--- Dataset rows describing interfaces ---

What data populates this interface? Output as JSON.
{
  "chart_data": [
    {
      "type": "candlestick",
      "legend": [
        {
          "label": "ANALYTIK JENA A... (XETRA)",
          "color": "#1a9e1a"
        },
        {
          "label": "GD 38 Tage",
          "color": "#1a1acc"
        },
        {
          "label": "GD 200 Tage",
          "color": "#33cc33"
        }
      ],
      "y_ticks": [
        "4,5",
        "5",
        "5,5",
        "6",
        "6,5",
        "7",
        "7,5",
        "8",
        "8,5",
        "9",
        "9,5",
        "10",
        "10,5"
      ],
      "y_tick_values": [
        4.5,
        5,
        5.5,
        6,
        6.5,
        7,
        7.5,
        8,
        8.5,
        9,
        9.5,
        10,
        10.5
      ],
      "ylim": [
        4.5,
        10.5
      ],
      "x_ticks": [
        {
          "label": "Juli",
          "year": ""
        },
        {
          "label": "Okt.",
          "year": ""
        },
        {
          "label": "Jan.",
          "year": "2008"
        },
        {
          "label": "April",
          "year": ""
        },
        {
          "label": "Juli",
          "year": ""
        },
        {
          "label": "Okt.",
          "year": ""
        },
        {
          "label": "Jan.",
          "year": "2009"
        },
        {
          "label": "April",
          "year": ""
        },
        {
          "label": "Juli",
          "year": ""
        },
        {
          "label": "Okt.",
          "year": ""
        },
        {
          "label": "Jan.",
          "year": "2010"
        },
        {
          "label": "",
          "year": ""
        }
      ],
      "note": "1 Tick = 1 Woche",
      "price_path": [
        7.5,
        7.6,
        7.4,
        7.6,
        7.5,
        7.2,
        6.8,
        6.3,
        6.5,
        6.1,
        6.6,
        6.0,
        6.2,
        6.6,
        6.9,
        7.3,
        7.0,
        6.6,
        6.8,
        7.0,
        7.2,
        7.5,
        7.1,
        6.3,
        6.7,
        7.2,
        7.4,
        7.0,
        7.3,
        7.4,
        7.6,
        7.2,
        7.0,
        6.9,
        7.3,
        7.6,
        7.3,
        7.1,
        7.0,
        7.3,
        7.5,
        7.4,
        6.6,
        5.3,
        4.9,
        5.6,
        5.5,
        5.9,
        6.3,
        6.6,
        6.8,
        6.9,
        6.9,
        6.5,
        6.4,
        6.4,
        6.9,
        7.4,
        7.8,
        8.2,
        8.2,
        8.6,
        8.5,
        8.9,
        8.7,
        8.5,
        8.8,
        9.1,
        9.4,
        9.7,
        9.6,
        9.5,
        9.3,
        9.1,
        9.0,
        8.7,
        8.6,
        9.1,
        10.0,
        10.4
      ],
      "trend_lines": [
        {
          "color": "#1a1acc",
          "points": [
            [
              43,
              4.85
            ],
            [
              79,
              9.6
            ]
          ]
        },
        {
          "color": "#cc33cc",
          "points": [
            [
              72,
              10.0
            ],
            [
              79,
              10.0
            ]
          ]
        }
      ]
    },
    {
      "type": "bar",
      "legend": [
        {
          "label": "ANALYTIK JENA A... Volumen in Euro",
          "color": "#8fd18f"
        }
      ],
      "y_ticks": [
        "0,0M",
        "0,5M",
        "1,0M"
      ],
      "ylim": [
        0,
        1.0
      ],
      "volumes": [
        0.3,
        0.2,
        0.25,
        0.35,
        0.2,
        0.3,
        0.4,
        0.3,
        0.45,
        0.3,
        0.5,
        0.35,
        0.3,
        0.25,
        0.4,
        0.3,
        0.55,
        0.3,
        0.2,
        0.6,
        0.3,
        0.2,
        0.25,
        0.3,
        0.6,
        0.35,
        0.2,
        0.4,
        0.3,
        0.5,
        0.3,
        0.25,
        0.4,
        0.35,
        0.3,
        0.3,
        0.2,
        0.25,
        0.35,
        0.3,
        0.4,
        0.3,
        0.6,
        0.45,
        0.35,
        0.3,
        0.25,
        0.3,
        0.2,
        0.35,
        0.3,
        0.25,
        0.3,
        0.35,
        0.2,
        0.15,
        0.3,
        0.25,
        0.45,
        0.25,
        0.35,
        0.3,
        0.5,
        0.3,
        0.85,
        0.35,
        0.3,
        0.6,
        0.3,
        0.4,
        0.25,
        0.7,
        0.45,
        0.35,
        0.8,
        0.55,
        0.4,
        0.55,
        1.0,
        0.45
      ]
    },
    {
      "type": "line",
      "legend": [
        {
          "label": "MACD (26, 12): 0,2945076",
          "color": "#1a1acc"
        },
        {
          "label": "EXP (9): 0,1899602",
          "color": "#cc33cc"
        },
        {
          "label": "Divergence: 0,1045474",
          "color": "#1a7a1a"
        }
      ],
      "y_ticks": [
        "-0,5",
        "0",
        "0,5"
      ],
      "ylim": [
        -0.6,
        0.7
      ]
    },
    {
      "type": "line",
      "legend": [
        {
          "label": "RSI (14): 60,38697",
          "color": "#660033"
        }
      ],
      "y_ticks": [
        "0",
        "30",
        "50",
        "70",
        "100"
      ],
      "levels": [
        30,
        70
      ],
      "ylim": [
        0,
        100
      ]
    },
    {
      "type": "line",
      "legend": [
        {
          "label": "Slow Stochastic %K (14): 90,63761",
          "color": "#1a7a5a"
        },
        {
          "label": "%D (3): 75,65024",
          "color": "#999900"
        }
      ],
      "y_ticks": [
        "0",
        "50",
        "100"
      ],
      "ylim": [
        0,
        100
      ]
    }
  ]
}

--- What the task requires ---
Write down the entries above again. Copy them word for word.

--- Response to this task ---
What data populates this interface? Output as JSON.
{
  "chart_data": [
    {
      "type": "candlestick",
      "legend": [
        {
          "label": "ANALYTIK JENA A... (XETRA)",
          "color": "#1a9e1a"
        },
        {
          "label": "GD 38 Tage",
          "color": "#1a1acc"
        },
        {
          "label": "GD 200 Tage",
          "color": "#33cc33"
        }
      ],
      "y_ticks": [
        "4,5",
        "5",
        "5,5",
        "6",
        "6,5",
        "7",
        "7,5",
        "8",
        "8,5",
        "9",
        "9,5",
        "10",
        "10,5"
      ],
      "y_tick_values": [
        4.5,
        5,
        5.5,
        6,
        6.5,
        7,
        7.5,
        8,
        8.5,
        9,
        9.5,
        10,
        10.5
      ],
      "ylim": [
        4.5,
        10.5
      ],
      "x_ticks": [
        {
          "label": "Juli",
          "year": ""
        },
        {
          "label": "Okt.",
          "year": ""
        },
        {
          "label": "Jan.",
          "year": "2008"
        },
        {
          "label": "April",
          "year": ""
        },
        {
          "label": "Juli",
          "year": ""
        },
        {
          "label": "Okt.",
          "year": ""
        },
        {
          "label": "Jan.",
          "year": "2009"
        },
        {
          "label": "April",
          "year": ""
        },
        {
          "label": "Juli",
          "year": ""
        },
        {
          "label": "Okt.",
          "year": ""
        },
        {
          "label": "Jan.",
          "year": "2010"
        },
        {
          "label": "",
          "year": ""
        }
      ],
      "note": "1 Tick = 1 Woche",
      "price_path": [
        7.5,
        7.6,
        7.4,
        7.6,
        7.5,
        7.2,
        6.8,
        6.3,
        6.5,
        6.1,
        6.6,
        6.0,
        6.2,
        6.6,
        6.9,
        7.3,
        7.0,
        6.6,
        6.8,
        7.0,
        7.2,
        7.5,
        7.1,
        6.3,
        6.7,
        7.2,
        7.4,
        7.0,
        7.3,
        7.4,
        7.6,
        7.2,
        7.0,
        6.9,
        7.3,
        7.6,
        7.3,
        7.1,
        7.0,
        7.3,
        7.5,
        7.4,
        6.6,
        5.3,
        4.9,
        5.6,
        5.5,
        5.9,
        6.3,
        6.6,
        6.8,
        6.9,
        6.9,
        6.5,
        6.4,
        6.4,
        6.9,
        7.4,
        7.8,
        8.2,
        8.2,
        8.6,
        8.5,
        8.9,
        8.7,
        8.5,
        8.8,
        9.1,
        9.4,
        9.7,
        9.6,
        9.5,
        9.3,
        9.1,
        9.0,
        8.7,
        8.6,
        9.1,
        10.0,
        10.4
      ],
      "trend_lines": [
        {
          "color": "#1a1acc",
          "points": [
            [
              43,
              4.85
            ],
            [
              79,
              9.6
            ]
          ]
        },
        {
          "color": "#cc33cc",
          "points": [
            [
              72,
              10.0
            ],
            [
              79,
              10.0
            ]
          ]
        }
      ]
    },
    {
      "type": "bar",
      "legend": [
        {
          "label": "ANALYTIK JENA A... Volumen in Euro",
          "color": "#8fd18f"
        }
      ],
      "y_ticks": [
        "0,0M",
        "0,5M",
        "1,0M"
      ],
      "ylim": [
        0,
        1.0
      ],
      "volumes": [
        0.3,
        0.2,
        0.25,
        0.35,
        0.2,
        0.3,
        0.4,
        0.3,
        0.45,
        0.3,
        0.5,
        0.35,
        0.3,
        0.25,
        0.4,
        0.3,
        0.55,
        0.3,
        0.2,
        0.6,
        0.3,
        0.2,
        0.25,
        0.3,
        0.6,
        0.35,
        0.2,
        0.4,
        0.3,
        0.5,
        0.3,
        0.25,
        0.4,
        0.35,
        0.3,
        0.3,
        0.2,
        0.25,
        0.35,
        0.3,
        0.4,
        0.3,
        0.6,
        0.45,
        0.35,
        0.3,
        0.25,
        0.3,
        0.2,
        0.35,
        0.3,
        0.25,
        0.3,
        0.35,
        0.2,
        0.15,
        0.3,
        0.25,
        0.45,
        0.25,
        0.35,
        0.3,
        0.5,
        0.3,
        0.85,
        0.35,
        0.3,
        0.6,
        0.3,
        0.4,
        0.25,
        0.7,
        0.45,
        0.35,
        0.8,
        0.55,
        0.4,
        0.55,
        1.0,
        0.45
      ]
    },
    {
      "type": "line",
      "legend": [
        {
          "label": "MACD (26, 12): 0,2945076",
          "color": "#1a1acc"
        },
        {
          "label": "EXP (9): 0,1899602",
          "color": "#cc33cc"
        },
        {
          "label": "Divergence: 0,1045474",
          "color": "#1a7a1a"
        }
      ],
      "y_ticks": [
        "-0,5",
        "0",
        "0,5"
      ],
      "ylim": [
        -0.6,
        0.7
      ]
    },
    {
      "type": "line",
      "legend": [
        {
          "label": "RSI (14): 60,38697",
          "color": "#660033"
        }
      ],
      "y_ticks": [
        "0",
        "30",
        "50",
        "70",
        "100"
      ],
      "levels": [
        30,
        70
      ],
      "ylim": [
        0,
        100
      ]
    },
    {
      "type": "line",
      "legend": [
        {
          "label": "Slow Stochastic %K (14): 90,63761",
          "color": "#1a7a5a"
        },
        {
          "label": "%D (3): 75,65024",
          "color": "#999900"
        }
      ],
      "y_ticks": [
        "0",
        "50",
        "100"
      ],
      "ylim": [
        0,
        100
      ]
    }
  ]
}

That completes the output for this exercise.